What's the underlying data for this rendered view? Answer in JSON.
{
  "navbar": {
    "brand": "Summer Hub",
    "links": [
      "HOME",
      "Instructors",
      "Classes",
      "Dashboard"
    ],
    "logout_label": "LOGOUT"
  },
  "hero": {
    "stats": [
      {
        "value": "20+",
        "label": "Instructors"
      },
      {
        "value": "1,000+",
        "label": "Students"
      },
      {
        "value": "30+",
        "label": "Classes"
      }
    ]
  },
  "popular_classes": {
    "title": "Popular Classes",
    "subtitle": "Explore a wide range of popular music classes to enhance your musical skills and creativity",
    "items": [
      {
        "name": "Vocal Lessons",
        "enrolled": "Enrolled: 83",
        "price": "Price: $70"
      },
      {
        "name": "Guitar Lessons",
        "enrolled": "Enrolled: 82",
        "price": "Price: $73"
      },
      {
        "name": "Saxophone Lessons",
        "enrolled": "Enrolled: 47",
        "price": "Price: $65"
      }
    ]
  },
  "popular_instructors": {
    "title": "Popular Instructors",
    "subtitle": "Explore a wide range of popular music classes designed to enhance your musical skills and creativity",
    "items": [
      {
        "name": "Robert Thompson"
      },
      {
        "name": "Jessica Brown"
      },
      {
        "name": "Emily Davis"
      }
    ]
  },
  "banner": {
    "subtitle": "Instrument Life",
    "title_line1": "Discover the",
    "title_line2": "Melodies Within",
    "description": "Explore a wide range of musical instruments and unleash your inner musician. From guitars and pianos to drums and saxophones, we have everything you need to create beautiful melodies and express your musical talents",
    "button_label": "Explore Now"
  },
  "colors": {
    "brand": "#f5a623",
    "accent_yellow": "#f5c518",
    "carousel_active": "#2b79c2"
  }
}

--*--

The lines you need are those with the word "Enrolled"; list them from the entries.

### Completed task
        "enrolled": "Enrolled: 83",
        "enrolled": "Enrolled: 82",
        "enrolled": "Enrolled: 47",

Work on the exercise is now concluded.